“My Darkest Prayer” is by S.A. Cosby. Whether it’s working at his cousin’s funeral home or tossing out the riff-raff at his favorite bar, Nathan Waymaker definitely knows how to handle the bodies. Nathan is a former Marine and deputy sheriff who has built a reputation in his small Southern town as a man who can help when all the official channels have failed. When a beloved local preacher is found dead, the congregants ask Nathan to make sure the death isn’t swept under the rug. Easy-peasy, right? Nathan’s easy payday quickly descends into mayhem fueled by wannabe gangsters, brutal crime lords, porn stars, crooked cops and a particularly deceitful minister and his wife. Nathan will need all his skills to wade through the quagmire of small-town corruption even as his own dark secrets come to light.

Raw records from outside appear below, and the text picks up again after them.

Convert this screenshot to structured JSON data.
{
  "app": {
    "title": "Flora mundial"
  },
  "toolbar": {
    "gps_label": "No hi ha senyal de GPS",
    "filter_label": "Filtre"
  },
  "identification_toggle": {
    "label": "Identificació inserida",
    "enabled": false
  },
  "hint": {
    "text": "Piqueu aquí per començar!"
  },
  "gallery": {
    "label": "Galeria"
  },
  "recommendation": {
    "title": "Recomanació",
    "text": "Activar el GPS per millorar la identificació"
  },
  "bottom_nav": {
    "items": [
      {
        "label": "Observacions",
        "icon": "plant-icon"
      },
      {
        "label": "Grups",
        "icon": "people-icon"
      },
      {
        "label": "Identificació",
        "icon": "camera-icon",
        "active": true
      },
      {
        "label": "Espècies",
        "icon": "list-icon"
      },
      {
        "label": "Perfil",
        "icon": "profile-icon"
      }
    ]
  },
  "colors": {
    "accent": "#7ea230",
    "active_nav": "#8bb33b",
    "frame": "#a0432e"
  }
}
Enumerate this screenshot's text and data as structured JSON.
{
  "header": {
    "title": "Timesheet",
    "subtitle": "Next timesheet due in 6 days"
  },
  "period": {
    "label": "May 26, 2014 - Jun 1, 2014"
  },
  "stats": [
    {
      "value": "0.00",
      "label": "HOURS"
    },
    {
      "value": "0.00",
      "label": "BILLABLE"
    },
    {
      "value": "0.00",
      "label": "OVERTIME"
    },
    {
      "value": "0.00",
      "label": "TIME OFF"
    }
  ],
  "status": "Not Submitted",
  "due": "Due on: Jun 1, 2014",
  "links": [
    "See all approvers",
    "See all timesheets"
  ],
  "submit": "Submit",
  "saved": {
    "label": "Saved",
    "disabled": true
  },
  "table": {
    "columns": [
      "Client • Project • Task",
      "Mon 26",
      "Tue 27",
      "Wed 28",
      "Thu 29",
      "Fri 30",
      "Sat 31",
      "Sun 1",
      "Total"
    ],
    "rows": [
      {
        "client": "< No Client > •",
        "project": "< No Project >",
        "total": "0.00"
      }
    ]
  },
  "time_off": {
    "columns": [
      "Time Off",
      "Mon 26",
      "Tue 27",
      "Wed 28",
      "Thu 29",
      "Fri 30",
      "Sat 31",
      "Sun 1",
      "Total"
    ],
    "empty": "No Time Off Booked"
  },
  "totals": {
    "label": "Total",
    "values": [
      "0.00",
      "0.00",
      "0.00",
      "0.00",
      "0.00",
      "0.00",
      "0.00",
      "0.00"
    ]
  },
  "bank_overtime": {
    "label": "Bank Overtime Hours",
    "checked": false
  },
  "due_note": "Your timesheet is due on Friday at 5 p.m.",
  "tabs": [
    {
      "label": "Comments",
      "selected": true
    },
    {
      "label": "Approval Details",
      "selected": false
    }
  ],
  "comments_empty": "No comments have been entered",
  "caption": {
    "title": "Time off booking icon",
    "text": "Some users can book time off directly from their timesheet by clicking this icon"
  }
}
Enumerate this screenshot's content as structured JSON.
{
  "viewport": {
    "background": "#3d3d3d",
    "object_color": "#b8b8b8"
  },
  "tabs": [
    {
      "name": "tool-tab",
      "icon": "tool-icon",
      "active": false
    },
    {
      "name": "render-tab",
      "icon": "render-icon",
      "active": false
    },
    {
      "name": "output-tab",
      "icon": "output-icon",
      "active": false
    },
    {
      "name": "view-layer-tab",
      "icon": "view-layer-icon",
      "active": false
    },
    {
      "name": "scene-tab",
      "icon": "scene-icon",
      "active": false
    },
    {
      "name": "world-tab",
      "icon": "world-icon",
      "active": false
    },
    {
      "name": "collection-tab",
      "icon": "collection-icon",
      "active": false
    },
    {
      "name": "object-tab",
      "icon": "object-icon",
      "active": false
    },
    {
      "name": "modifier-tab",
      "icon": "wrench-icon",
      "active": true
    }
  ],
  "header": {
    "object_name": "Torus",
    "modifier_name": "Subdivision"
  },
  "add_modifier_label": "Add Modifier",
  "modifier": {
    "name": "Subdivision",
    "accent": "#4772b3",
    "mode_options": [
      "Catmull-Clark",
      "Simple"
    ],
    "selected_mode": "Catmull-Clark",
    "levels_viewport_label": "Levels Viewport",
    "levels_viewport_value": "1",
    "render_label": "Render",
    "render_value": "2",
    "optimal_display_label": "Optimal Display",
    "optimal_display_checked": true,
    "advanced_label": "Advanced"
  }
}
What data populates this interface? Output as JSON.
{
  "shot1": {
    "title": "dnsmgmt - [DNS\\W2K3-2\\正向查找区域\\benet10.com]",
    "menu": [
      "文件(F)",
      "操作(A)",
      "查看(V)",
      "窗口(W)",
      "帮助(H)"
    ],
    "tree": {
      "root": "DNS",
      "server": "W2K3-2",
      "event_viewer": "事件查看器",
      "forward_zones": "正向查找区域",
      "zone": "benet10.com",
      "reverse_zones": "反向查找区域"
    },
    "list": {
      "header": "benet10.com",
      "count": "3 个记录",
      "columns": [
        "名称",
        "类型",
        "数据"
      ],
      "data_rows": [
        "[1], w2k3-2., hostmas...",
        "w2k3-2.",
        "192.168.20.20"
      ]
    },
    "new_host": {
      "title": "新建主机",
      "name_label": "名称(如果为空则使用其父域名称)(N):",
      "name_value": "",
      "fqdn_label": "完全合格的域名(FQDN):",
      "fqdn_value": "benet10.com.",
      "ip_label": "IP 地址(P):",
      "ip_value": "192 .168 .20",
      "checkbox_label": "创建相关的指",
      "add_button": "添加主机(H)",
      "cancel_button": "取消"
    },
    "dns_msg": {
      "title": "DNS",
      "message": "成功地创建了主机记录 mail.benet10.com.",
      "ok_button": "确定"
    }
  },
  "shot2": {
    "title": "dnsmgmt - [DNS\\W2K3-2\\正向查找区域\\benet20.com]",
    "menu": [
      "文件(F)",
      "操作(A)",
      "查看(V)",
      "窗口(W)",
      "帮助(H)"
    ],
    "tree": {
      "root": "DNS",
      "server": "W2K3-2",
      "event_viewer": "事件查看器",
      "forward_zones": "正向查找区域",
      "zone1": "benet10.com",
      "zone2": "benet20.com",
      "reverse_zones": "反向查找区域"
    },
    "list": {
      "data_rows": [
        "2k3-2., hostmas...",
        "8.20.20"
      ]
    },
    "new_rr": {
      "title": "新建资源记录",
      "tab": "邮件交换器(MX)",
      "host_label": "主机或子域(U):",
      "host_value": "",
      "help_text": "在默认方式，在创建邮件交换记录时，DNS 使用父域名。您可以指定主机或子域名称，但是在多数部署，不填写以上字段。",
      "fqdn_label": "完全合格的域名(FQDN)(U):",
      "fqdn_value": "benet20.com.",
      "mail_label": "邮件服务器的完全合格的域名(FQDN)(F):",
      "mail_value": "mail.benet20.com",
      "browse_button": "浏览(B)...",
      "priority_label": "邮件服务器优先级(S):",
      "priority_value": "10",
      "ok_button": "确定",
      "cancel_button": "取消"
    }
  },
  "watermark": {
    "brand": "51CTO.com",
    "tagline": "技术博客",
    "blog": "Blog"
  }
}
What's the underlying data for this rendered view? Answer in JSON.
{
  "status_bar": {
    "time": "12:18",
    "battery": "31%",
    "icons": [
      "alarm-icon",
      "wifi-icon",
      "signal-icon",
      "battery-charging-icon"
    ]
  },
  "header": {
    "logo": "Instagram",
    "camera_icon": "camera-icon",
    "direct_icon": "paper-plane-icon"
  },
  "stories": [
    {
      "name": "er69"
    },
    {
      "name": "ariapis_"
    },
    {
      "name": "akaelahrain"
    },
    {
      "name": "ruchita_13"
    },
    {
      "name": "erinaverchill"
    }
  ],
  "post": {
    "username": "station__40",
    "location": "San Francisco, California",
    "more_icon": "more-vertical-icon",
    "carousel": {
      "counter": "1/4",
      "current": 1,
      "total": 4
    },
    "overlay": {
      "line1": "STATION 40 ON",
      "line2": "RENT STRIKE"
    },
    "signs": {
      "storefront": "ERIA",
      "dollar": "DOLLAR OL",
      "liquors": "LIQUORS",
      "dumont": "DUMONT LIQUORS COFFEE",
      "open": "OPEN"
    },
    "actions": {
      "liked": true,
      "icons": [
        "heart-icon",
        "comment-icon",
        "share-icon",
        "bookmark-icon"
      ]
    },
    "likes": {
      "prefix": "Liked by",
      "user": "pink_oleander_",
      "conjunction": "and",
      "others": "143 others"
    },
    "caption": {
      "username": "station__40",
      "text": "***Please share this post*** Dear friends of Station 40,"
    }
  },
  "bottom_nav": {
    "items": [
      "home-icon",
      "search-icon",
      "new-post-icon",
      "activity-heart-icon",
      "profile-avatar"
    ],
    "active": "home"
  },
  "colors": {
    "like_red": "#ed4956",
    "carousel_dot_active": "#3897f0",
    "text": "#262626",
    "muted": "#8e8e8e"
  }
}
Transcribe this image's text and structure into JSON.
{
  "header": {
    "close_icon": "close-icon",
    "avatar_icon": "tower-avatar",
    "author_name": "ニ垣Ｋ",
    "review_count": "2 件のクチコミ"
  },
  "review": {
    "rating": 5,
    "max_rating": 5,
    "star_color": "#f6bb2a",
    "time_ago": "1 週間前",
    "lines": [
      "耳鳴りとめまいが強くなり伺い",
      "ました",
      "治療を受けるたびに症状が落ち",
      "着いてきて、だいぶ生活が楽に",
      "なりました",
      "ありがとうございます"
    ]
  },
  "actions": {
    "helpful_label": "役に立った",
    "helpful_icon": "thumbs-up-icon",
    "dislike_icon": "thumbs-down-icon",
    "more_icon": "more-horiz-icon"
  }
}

C.K. Crigger has penned a western called “The Woman Who Killed Marvin Hammel.” Shay Billings and January Schutt have only been married for four months when Shay is summoned by the local bank president for a meeting about their land. Tragically, Shay is murdered on his way home from that meeting. The bank president then declares their loan in arrears and informs January that the bank is taking everything except the clothes on her back. January knows something isn’t right and vows to fight back even as she grieves for her beloved husband. To add insult to injury, January will have to seek justice on her own because the local sheriff is as yellow as they come. The more she thinks about it, the more she realizes that the foreclosure is merely theft, and the murder is an act of revenge by the widow of Shay’s old enemy. January has friends, too, especially in Ford Tervo, a deputy U.S. Marshall who had been her husband’s friend. January isn’t about to go down without a fight, and she plans on taking the other widow with her.

Kimberly Duffy pens a historical novel about two women bound by blood and torn apart by circumstance in “The Weight of Air.” In 1911, Mabel MacGinnis is Europe’s strongest woman and has performed beside her father in the Manzo Brothers Circus her entire life. When he dies, Mabel loses everything and sets off accompanied by acrobat Jake Cunningham in hopes of finding the mother she was told was dead. Isabella Moreau is one of America’s top-feted aerialists and has given her whole life to the circus. However, age and injury have threatened her security and Isabella makes a decision that risks everything. When her daughter, Mabel shows up alongside the man who never wanted to see Isabella again, she is forced to face the truth of where, and in what she derives her worth. Mabel and Isabella’s lives become entangled under the glittering lights and the flying trapeze of Madison Square Garden and their resiliency and resolve are tested as they learn what it truly means to be strong.

Another new historical novel we have is “The Lipstick Bureau” by Michele Gable. Niki Novotna has just been married in Rome in 1944 when she is recruited by a new American spy agency to establish a secret branch in Italy’s capital. One of the OSS’s few female operatives abroad is multilingual and tasked with making up stories and distributing propaganda to lower the morale of enemy soldiers. Despite limited resources, Niki, and a rag-tag team of artists, forgers and others find success and form a bond amid the cobblestone streets and villas of the newly liberated Rome. For Niki, though, her work is also a way to escape the devastating truths about the family she left behind in Czechoslovakia and her future with a controlling American husband. As the war drags on and the pressure builds, Niki questions the rules she’s been instructed to follow, and a colleague unexpectedly steals her heart. But one step out of line, one mistake could mean life or death for them all.